How does Medicare work with Samaritan membership?
The first and best resource for Medicare information is Medicare.
You can be enrolled in Medicare and continue to be a Samaritan Ministries member. The need-sharing process will remain the same, but any third party that is legally responsible to pay your medical bills must meet their responsibility before we will share your need, per our Guidelines. Therefore, if you do enroll in Medicare, you must first submit your bill to Medicare before seeking assistance from your fellow SMI members.
The expenses that are eligible to be shared with Samaritan members remain the same, so routine tests and long-term prescriptions are not shared. All expenses must be submitted as a part of a qualifying medical need.
I was told I had to get Medicare Part A, Part B, and a “Medicare Supplement.” Does Samaritan Ministries count as a “Medicare Supplement” or offer one?

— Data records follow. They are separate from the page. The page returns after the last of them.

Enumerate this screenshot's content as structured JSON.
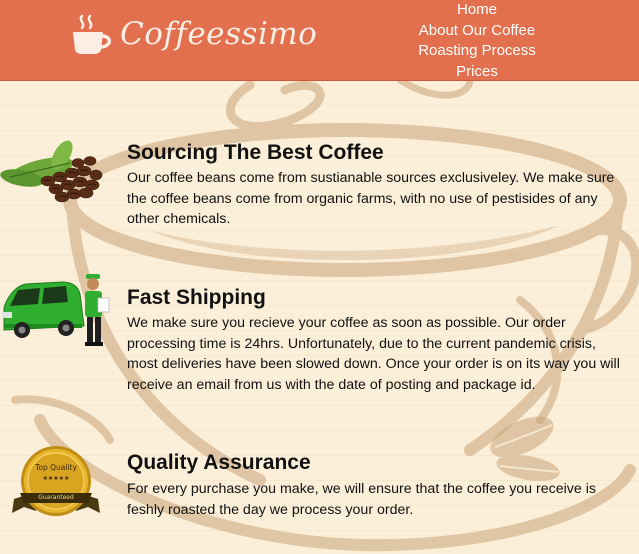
{
  "brand": {
    "name": "Coffeessimo",
    "icon": "coffee-cup-icon"
  },
  "nav": {
    "items": [
      "Home",
      "About Our Coffee",
      "Roasting Process",
      "Prices"
    ]
  },
  "sections": [
    {
      "title": "Sourcing The Best Coffee",
      "text": "Our coffee beans come from sustianable sources exclusiveley. We make sure the coffee beans come from organic farms, with no use of pestisides of any other chemicals.",
      "image": "coffee-beans-illustration"
    },
    {
      "title": "Fast Shipping",
      "text": "We make sure you recieve your coffee as soon as possible. Our order processing time is 24hrs. Unfortunately, due to the current pandemic crisis, most deliveries have been slowed down. Once your order is on its way you will receive an email from us with the date of posting and package id.",
      "image": "delivery-van-illustration"
    },
    {
      "title": "Quality Assurance",
      "text": "For every purchase you make, we will ensure that the coffee you receive is feshly roasted the day we process your order.",
      "image": "quality-badge-illustration"
    }
  ],
  "badge": {
    "line1": "Top Quality",
    "stars": "★★★★★",
    "line2": "Guaranteed"
  },
  "colors": {
    "header": "#e2704f",
    "background": "#fbefd9",
    "cup_art": "#c9a479",
    "van": "#2fae2f",
    "badge_gold": "#d9a520"
  }
}
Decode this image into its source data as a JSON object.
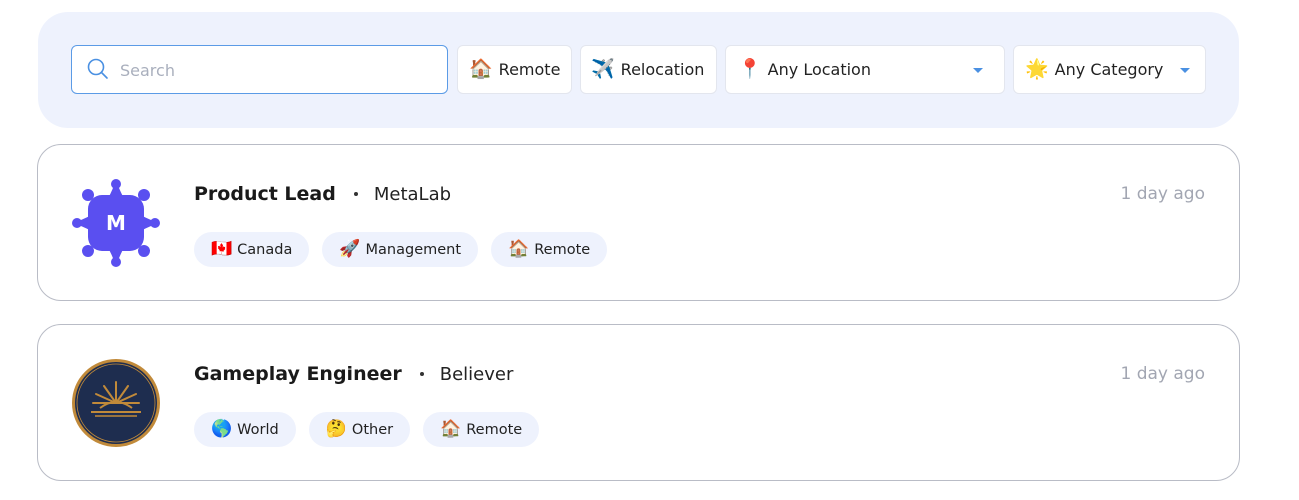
{
  "filters": {
    "search_placeholder": "Search",
    "remote": {
      "icon": "🏠",
      "label": "Remote"
    },
    "relocation": {
      "icon": "✈️",
      "label": "Relocation"
    },
    "location": {
      "icon": "📍",
      "label": "Any Location"
    },
    "category": {
      "icon": "🌟",
      "label": "Any Category"
    }
  },
  "jobs": [
    {
      "title": "Product Lead",
      "company": "MetaLab",
      "logo_letter": "M",
      "logo_color": "#5a4ff0",
      "posted": "1 day ago",
      "tags": [
        {
          "icon": "🇨🇦",
          "label": "Canada"
        },
        {
          "icon": "🚀",
          "label": "Management"
        },
        {
          "icon": "🏠",
          "label": "Remote"
        }
      ]
    },
    {
      "title": "Gameplay Engineer",
      "company": "Believer",
      "logo_color": "#1e2d4f",
      "posted": "1 day ago",
      "tags": [
        {
          "icon": "🌎",
          "label": "World"
        },
        {
          "icon": "🤔",
          "label": "Other"
        },
        {
          "icon": "🏠",
          "label": "Remote"
        }
      ]
    }
  ]
}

Samaritan Ministries is a health care sharing ministry and does not fall into the category of a “Medicare Supplement.” However, you are not required to get any supplement or any part of Medicare, and Samaritan Ministries has been meeting the medical needs of those over 65 for as long as we have existed.
What if I don’t sign up for Medicare now, but decide I want to later?
There are penalties for signing up later than a window of time that occurs when you turn 65. According to the Medicare.gov website, “If you don’t sign up for Part B when you’re first eligible or if you drop ‘Part B and then get it later, you may have to pay a late enrollment penalty for as long as you have Medicare.” 
Please consult a representative of the Social Security Administration for details.
Do you recommend signing up for Part A & B, just Part A, or something else?
Samaritan Ministries does not make any official recommendations regarding government programs. Some members opt out of Medicare altogether, some sign up for A & B, and many opt for only A.
How would Medicare supplement insurance apply to a member at Samaritan Ministries?
Medicare supplement insurance is for expenses not covered by Medicare, and the policies vary. Be sure to examine them carefully.
Some supplemental plans offer help with routine care and prescriptions that Samaritan Ministries does not share.
It is common for doctors to order some routine tests when a patient reaches 65, assuming that these will be covered by insurance. Frequently, these same tests would not be shareable by Samaritan Ministries because they are not related to treating a current medical condition. However, a routine test is shareable when a condition that needs further testing or treatment is discovered in that initial exam.
Some factors to consider:
- Most Americans who have worked during their lifetime are eligible for Part A without additional cost (beyond the Medicare tax taken from their paychecks over the years).
- Part B will cover some expenses that are not shared through Samaritan, but it significantly reduces the amount of your Social Security check. Consult Social Security Administration personnel for details on your cost and coverage.
- There have been reports that members have been signed up for A & B automatically, and then were not able to opt out of Part B. Make sure you find out far in advance how to opt out of Part B if that is what you want to do.
- The cost and content of supplemental plans vary widely, from free (in some locales) to much more than the cost of a Samaritan share. As a member, you will need to evaluate what is available to you to determine what will best meet your needs and be cost-effective.
 “Part B Enrollment Penalty,”Medicare.gov: The Official U.S. Government Site for Medicare, Accessed 3 October 2014.